The Department of Health (DOH) considers cervical cancer as the second leading cancer among women in the Philippines. At least 12 Filipinas die from cervical cancer EVERY DAY even though it is a preventable disease.
HPV causes almost all cervical cancers, and the protection its vaccine provides from cervical cancer is long-lasting. But vaccinated women still need cervical cancer screening because the vaccine does not protect against all HPV types that cause cervical cancer.
Cervical cancer can also be treated through timely screening. According to the American Cancer Society, there is a 93 percent survival rate if cervical cancer is diagnosed at the earliest stage. Take note that symptoms, such as abdominal pain and vaginal bleeding, usually appear when the cancer is in its late stages. There is almost no symptom in its early stage.
Cervical cancer tends to grow slowly compared to other cancers, according to the Centers for Disease Control and Prevention (CDC). "It can take 10 to 15 years (or more) for abnormal cells to turn into cancer." The speed would depend on your immune system and overall health. If your immune system is healthy and you eat right and don't smoke, your body can clear the HPV and reverse any cell damage at the start. But if you have an unhealthy lifestyle or have other health conditions, the cancer can develop faster. But generally, it does take about a decade.
Unlike ovarian or uterine cancer, cervical cancer can be detected early through routine Pap smear tests. Your doctor can see abonormal cell changes on the surface of your cervix.

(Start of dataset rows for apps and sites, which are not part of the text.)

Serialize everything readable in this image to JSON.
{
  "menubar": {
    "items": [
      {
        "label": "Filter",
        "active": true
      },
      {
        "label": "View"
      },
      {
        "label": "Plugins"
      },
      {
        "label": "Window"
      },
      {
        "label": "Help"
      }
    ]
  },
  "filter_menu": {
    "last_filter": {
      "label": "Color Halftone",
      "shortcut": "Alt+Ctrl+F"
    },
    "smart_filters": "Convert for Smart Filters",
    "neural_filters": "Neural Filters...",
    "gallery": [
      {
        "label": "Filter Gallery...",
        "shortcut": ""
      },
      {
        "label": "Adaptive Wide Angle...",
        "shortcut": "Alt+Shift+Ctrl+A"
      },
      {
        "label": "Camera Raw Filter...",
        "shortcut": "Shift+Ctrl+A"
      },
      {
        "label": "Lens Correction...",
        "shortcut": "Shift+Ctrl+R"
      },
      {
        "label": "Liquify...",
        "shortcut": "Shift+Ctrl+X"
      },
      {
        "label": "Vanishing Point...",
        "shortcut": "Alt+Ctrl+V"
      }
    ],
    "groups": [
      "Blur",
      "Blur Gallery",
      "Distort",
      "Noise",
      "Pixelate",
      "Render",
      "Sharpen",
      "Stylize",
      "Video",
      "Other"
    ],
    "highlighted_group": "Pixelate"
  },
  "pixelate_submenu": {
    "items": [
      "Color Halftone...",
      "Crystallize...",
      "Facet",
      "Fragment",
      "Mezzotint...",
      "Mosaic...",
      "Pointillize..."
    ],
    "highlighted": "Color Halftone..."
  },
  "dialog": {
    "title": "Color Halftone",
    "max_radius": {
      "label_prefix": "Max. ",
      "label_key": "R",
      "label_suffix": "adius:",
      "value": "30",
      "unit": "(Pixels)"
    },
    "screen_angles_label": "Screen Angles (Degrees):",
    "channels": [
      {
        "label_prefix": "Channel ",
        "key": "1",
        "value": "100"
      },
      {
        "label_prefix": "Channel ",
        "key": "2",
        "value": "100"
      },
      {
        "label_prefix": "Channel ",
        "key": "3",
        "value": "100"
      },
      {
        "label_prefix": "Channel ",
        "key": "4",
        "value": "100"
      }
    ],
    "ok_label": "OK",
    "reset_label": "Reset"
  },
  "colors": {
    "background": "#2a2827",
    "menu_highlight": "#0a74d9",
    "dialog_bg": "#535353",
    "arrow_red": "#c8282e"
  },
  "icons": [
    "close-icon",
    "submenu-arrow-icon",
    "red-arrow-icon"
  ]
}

That's why it's important to get these tests regularly: every three years for women 21 to 65 years old. Your doctor should know how to proceed if he/she should find cancer cells.